Every financial modelling course worthy of the name will teach a process based on repetitive actions. So someone modelling revenue, for example, will see a similar approach when the course moves on to modelling operating costs.
And course participants will be able to spot the patterns. That’s an essential part of learning. Lessons to learn include:
- What makes a good label / line item descriptor?
- The importance of units (that should be included, separate from the label, for every single line item)
- The role of row totals for line items that are flows in or out of the business
- Consistency of formulas
- When to anchor cell references
- How to build calculations that are easy on the eye
- How to refer to existing calculations that are required for subsequent calculations
At the most basic level, you should be able to touch-type if you are to master financial modelling skills. Follow that by minimising your use of the mouse, instead relying on keyboard shortcuts (that, ideally, should be committed to memory). If you break through these first two critical points of possible resistance then you will be in an excellent position to take a host of new skills on board.
This skill is about picking up someone else’s model and getting to grips with it (regardless of how it’s been built). It’s a combination of the other competences.
It’s a little like being a supervisor. Most supervisors will have done the groundwork, but to be a good supervisor they need to deploy their knowledge in a different way. They need to be able to apply critical judgment to the work of others.
Here are three ways to develop model review skills:
- Learn to build models. If you can build models and have a strong opinion on how to build them, it’s simple to apply that opinion to other people’s models. Plus, many of the navigation skills / keyboard shortcuts that you learn to build financial models are just as important for review. And a proven method for undertaking a formal review of a financial model is to build a shadow model and compare the results.

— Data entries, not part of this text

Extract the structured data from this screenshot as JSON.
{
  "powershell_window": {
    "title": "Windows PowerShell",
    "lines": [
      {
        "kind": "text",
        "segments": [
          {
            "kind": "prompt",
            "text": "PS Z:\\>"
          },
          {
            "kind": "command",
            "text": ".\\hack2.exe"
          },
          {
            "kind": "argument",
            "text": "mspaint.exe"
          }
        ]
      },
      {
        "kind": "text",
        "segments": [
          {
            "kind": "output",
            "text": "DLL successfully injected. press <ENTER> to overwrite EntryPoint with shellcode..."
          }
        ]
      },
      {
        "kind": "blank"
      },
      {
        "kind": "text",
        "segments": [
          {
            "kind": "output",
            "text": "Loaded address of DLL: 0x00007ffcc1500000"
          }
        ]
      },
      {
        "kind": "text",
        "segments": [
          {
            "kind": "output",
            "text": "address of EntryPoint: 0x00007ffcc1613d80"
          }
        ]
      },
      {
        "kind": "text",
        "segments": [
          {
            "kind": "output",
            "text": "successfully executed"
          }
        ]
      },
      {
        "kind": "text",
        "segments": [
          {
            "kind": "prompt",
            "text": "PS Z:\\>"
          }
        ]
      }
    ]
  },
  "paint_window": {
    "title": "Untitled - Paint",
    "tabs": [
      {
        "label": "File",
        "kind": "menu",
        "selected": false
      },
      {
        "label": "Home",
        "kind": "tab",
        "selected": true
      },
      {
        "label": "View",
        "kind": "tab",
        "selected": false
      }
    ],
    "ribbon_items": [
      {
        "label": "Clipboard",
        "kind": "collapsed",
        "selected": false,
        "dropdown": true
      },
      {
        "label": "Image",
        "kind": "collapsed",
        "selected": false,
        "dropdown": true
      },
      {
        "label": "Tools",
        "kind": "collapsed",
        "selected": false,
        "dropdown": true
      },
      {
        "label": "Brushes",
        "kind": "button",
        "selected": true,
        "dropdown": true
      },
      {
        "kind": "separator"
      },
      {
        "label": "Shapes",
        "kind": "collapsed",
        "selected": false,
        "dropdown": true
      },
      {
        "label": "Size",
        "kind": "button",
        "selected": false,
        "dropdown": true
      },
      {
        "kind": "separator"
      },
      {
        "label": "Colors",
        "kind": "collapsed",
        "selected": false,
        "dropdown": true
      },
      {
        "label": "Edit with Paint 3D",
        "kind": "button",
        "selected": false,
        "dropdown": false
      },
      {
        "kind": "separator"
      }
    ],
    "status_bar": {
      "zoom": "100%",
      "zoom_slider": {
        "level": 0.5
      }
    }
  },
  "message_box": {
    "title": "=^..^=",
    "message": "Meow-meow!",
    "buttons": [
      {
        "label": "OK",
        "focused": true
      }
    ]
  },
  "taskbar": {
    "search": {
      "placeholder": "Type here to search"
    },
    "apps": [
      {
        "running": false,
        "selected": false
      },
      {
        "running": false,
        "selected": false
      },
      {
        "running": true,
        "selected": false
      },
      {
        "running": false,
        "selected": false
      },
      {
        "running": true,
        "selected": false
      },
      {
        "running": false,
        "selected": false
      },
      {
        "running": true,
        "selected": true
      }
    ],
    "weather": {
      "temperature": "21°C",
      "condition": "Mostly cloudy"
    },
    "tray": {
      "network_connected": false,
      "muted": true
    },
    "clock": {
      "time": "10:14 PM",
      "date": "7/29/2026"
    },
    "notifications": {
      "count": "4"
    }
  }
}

- Develop a professional scepticism akin to that of an auditor. Assume that mistakes are there to be found; assume that improvements are there to be made. This approach is helpful in forming a view of the modeller themselves. For example, if a model’s structure is not immediately obvious and minimal thought has been given to the model user’s experience, then the reviewer will begin to reach conclusions about the modeller (and the model they have built). Keep close to the question: why have they modelled it like this when better ways exist?
- Adopt a review framework. Make use of checklists and review software. A formal procedure combined with professional scepticism is a good foundation for a good model reviewer. The best frameworks are risk-based, focus on commercial outputs as much as technical calculations, and look for highest-impact results for least effort spent.
Presentation of results
If model review skills are a combination of the other skills listed, then being good at presenting results sits on its own. It calls upon a different set of competencies from all the others, focused not on transparency of workings / calculations but on making the numbers tell a story.
A financial modeller with good presentation skills will:
- Know their audience. In the context of financial modelling, this means presenting what the audience expects to see. We’ve rebuilt plenty of models where the presentation of outputs remains the same – even though there is now a new calculation engine sitting beneath.
- Have a keen eye for design, colour, white space and techniques to maximise visual impact. You’re likely to be an advocate for the principles of Edward Tufte and Stephen Few. For example: you will be rigorous in removing all non-essential information from the charts and graphs that you create.
- Gather the data required for the presentation of results and place it in a segregated part of the financial model (in a worksheet called “Graphs”, for example). The link between an Excel chart and its source data is not the easiest to manage.
- Make good use of a working knowledge of Excel functions for building an effective user interface (form controls being a good example), using them with care and with the needs of the end user in mind.